**What the task requires:** Restate the data below word for word. Skip any images it contains.

**Dataset:**
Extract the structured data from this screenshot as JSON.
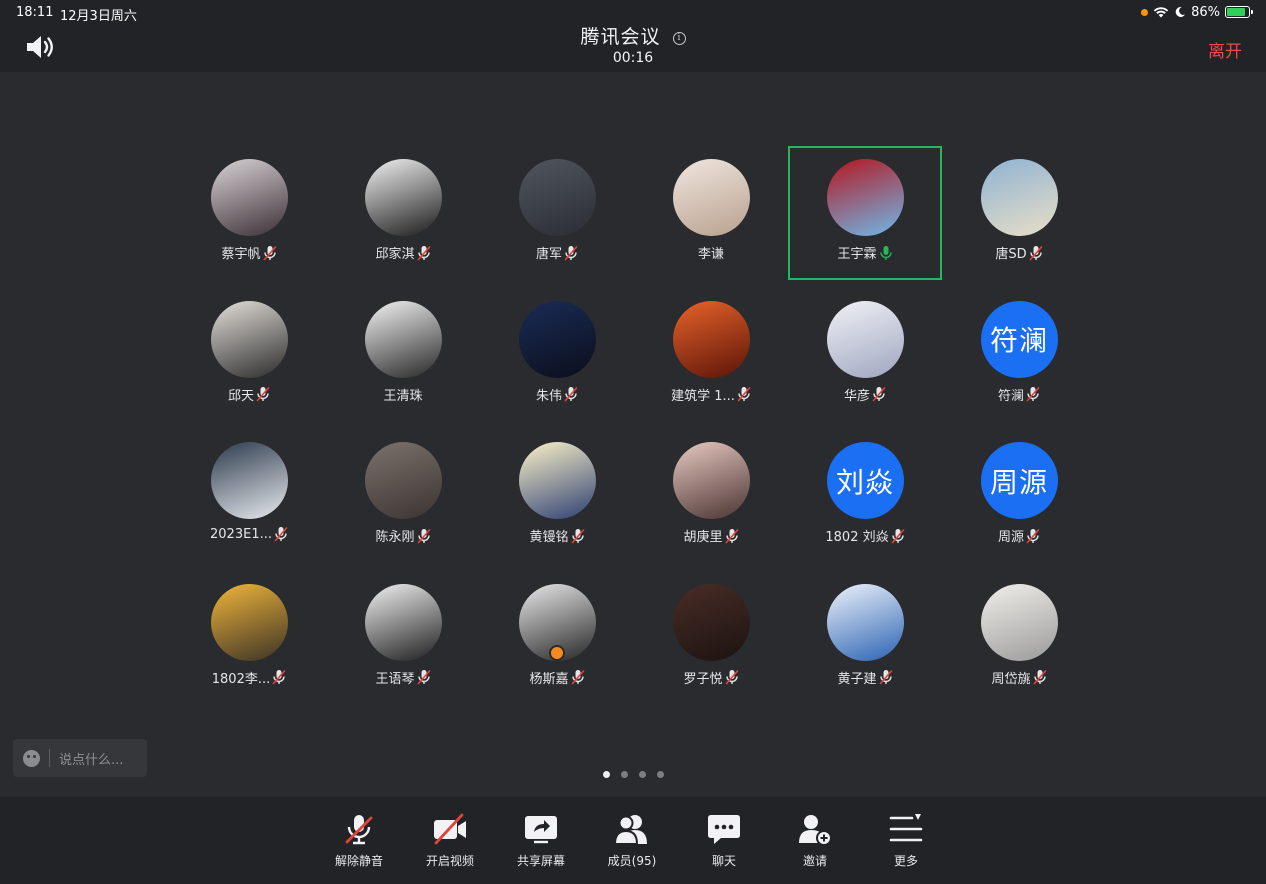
{
  "status_bar": {
    "time": "18:11",
    "date": "12月3日周六",
    "battery_percent": "86%"
  },
  "header": {
    "title": "腾讯会议",
    "duration": "00:16",
    "leave_label": "离开"
  },
  "participants": [
    {
      "name": "蔡宇帆",
      "mic": "muted",
      "avatar_text": "",
      "colors": [
        "#d9d3d6",
        "#3b3035"
      ]
    },
    {
      "name": "邱家淇",
      "mic": "muted",
      "avatar_text": "",
      "colors": [
        "#f2f2f2",
        "#1a1a1a"
      ]
    },
    {
      "name": "唐军",
      "mic": "muted",
      "avatar_text": "",
      "colors": [
        "#51565e",
        "#2a2d33"
      ]
    },
    {
      "name": "李谦",
      "mic": "none",
      "avatar_text": "",
      "colors": [
        "#efe6df",
        "#b9a08e"
      ]
    },
    {
      "name": "王宇霖",
      "mic": "active",
      "avatar_text": "",
      "colors": [
        "#b5161f",
        "#6fb9ea"
      ],
      "active": true
    },
    {
      "name": "唐SD",
      "mic": "muted",
      "avatar_text": "",
      "colors": [
        "#8fb2d3",
        "#e8dfc6"
      ]
    },
    {
      "name": "邱天",
      "mic": "muted",
      "avatar_text": "",
      "colors": [
        "#e4e0da",
        "#2b2b2b"
      ]
    },
    {
      "name": "王清珠",
      "mic": "none",
      "avatar_text": "",
      "colors": [
        "#f4f4f4",
        "#262626"
      ]
    },
    {
      "name": "朱伟",
      "mic": "muted",
      "avatar_text": "",
      "colors": [
        "#1a2b55",
        "#0b0f1c"
      ]
    },
    {
      "name": "建筑学 1...",
      "mic": "muted",
      "avatar_text": "",
      "colors": [
        "#e8632b",
        "#5a1408"
      ]
    },
    {
      "name": "华彦",
      "mic": "muted",
      "avatar_text": "",
      "colors": [
        "#f1f2f6",
        "#9ea5bf"
      ]
    },
    {
      "name": "符澜",
      "mic": "muted",
      "avatar_text": "符澜",
      "colors": [
        "#1a6ff2",
        "#1a6ff2"
      ]
    },
    {
      "name": "2023E1...",
      "mic": "muted",
      "avatar_text": "",
      "colors": [
        "#2c3a4c",
        "#e8ebef"
      ]
    },
    {
      "name": "陈永刚",
      "mic": "muted",
      "avatar_text": "",
      "colors": [
        "#7d726c",
        "#3a3432"
      ]
    },
    {
      "name": "黄镘铭",
      "mic": "muted",
      "avatar_text": "",
      "colors": [
        "#fbf3c9",
        "#2e3f73"
      ]
    },
    {
      "name": "胡庚里",
      "mic": "muted",
      "avatar_text": "",
      "colors": [
        "#e7c9c1",
        "#4a3432"
      ]
    },
    {
      "name": "1802 刘焱",
      "mic": "muted",
      "avatar_text": "刘焱",
      "colors": [
        "#1a6ff2",
        "#1a6ff2"
      ]
    },
    {
      "name": "周源",
      "mic": "muted",
      "avatar_text": "周源",
      "colors": [
        "#1a6ff2",
        "#1a6ff2"
      ]
    },
    {
      "name": "1802李...",
      "mic": "muted",
      "avatar_text": "",
      "colors": [
        "#f0b63a",
        "#3b3226"
      ]
    },
    {
      "name": "王语琴",
      "mic": "muted",
      "avatar_text": "",
      "colors": [
        "#f2f2f2",
        "#1d1d1d"
      ]
    },
    {
      "name": "杨斯嘉",
      "mic": "muted",
      "avatar_text": "",
      "colors": [
        "#e9e9ea",
        "#252525"
      ],
      "host": true
    },
    {
      "name": "罗子悦",
      "mic": "muted",
      "avatar_text": "",
      "colors": [
        "#4a2d26",
        "#1b1311"
      ]
    },
    {
      "name": "黄子建",
      "mic": "muted",
      "avatar_text": "",
      "colors": [
        "#eef3fa",
        "#2a62b3"
      ]
    },
    {
      "name": "周岱旐",
      "mic": "muted",
      "avatar_text": "",
      "colors": [
        "#f1efea",
        "#9a9a9a"
      ]
    }
  ],
  "pager": {
    "total": 4,
    "current": 1
  },
  "chat": {
    "placeholder": "说点什么..."
  },
  "toolbar": {
    "unmute": "解除静音",
    "video": "开启视频",
    "share": "共享屏幕",
    "members": "成员(95)",
    "chat": "聊天",
    "invite": "邀请",
    "more": "更多"
  },
  "colors": {
    "background": "#2a2b2f",
    "bar": "#222326",
    "accent_blue": "#1a6ff2",
    "leave_red": "#f04a4a",
    "speaking_green": "#2bb45e",
    "mute_red": "#e0433a"
  }
}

**Task output:**
Extract the structured data from this screenshot as JSON.
{
  "status_bar": {
    "time": "18:11",
    "date": "12月3日周六",
    "battery_percent": "86%"
  },
  "header": {
    "title": "腾讯会议",
    "duration": "00:16",
    "leave_label": "离开"
  },
  "participants": [
    {
      "name": "蔡宇帆",
      "mic": "muted",
      "avatar_text": "",
      "colors": [
        "#d9d3d6",
        "#3b3035"
      ]
    },
    {
      "name": "邱家淇",
      "mic": "muted",
      "avatar_text": "",
      "colors": [
        "#f2f2f2",
        "#1a1a1a"
      ]
    },
    {
      "name": "唐军",
      "mic": "muted",
      "avatar_text": "",
      "colors": [
        "#51565e",
        "#2a2d33"
      ]
    },
    {
      "name": "李谦",
      "mic": "none",
      "avatar_text": "",
      "colors": [
        "#efe6df",
        "#b9a08e"
      ]
    },
    {
      "name": "王宇霖",
      "mic": "active",
      "avatar_text": "",
      "colors": [
        "#b5161f",
        "#6fb9ea"
      ],
      "active": true
    },
    {
      "name": "唐SD",
      "mic": "muted",
      "avatar_text": "",
      "colors": [
        "#8fb2d3",
        "#e8dfc6"
      ]
    },
    {
      "name": "邱天",
      "mic": "muted",
      "avatar_text": "",
      "colors": [
        "#e4e0da",
        "#2b2b2b"
      ]
    },
    {
      "name": "王清珠",
      "mic": "none",
      "avatar_text": "",
      "colors": [
        "#f4f4f4",
        "#262626"
      ]
    },
    {
      "name": "朱伟",
      "mic": "muted",
      "avatar_text": "",
      "colors": [
        "#1a2b55",
        "#0b0f1c"
      ]
    },
    {
      "name": "建筑学 1...",
      "mic": "muted",
      "avatar_text": "",
      "colors": [
        "#e8632b",
        "#5a1408"
      ]
    },
    {
      "name": "华彦",
      "mic": "muted",
      "avatar_text": "",
      "colors": [
        "#f1f2f6",
        "#9ea5bf"
      ]
    },
    {
      "name": "符澜",
      "mic": "muted",
      "avatar_text": "符澜",
      "colors": [
        "#1a6ff2",
        "#1a6ff2"
      ]
    },
    {
      "name": "2023E1...",
      "mic": "muted",
      "avatar_text": "",
      "colors": [
        "#2c3a4c",
        "#e8ebef"
      ]
    },
    {
      "name": "陈永刚",
      "mic": "muted",
      "avatar_text": "",
      "colors": [
        "#7d726c",
        "#3a3432"
      ]
    },
    {
      "name": "黄镘铭",
      "mic": "muted",
      "avatar_text": "",
      "colors": [
        "#fbf3c9",
        "#2e3f73"
      ]
    },
    {
      "name": "胡庚里",
      "mic": "muted",
      "avatar_text": "",
      "colors": [
        "#e7c9c1",
        "#4a3432"
      ]
    },
    {
      "name": "1802 刘焱",
      "mic": "muted",
      "avatar_text": "刘焱",
      "colors": [
        "#1a6ff2",
        "#1a6ff2"
      ]
    },
    {
      "name": "周源",
      "mic": "muted",
      "avatar_text": "周源",
      "colors": [
        "#1a6ff2",
        "#1a6ff2"
      ]
    },
    {
      "name": "1802李...",
      "mic": "muted",
      "avatar_text": "",
      "colors": [
        "#f0b63a",
        "#3b3226"
      ]
    },
    {
      "name": "王语琴",
      "mic": "muted",
      "avatar_text": "",
      "colors": [
        "#f2f2f2",
        "#1d1d1d"
      ]
    },
    {
      "name": "杨斯嘉",
      "mic": "muted",
      "avatar_text": "",
      "colors": [
        "#e9e9ea",
        "#252525"
      ],
      "host": true
    },
    {
      "name": "罗子悦",
      "mic": "muted",
      "avatar_text": "",
      "colors": [
        "#4a2d26",
        "#1b1311"
      ]
    },
    {
      "name": "黄子建",
      "mic": "muted",
      "avatar_text": "",
      "colors": [
        "#eef3fa",
        "#2a62b3"
      ]
    },
    {
      "name": "周岱旐",
      "mic": "muted",
      "avatar_text": "",
      "colors": [
        "#f1efea",
        "#9a9a9a"
      ]
    }
  ],
  "pager": {
    "total": 4,
    "current": 1
  },
  "chat": {
    "placeholder": "说点什么..."
  },
  "toolbar": {
    "unmute": "解除静音",
    "video": "开启视频",
    "share": "共享屏幕",
    "members": "成员(95)",
    "chat": "聊天",
    "invite": "邀请",
    "more": "更多"
  },
  "colors": {
    "background": "#2a2b2f",
    "bar": "#222326",
    "accent_blue": "#1a6ff2",
    "leave_red": "#f04a4a",
    "speaking_green": "#2bb45e",
    "mute_red": "#e0433a"
  }
}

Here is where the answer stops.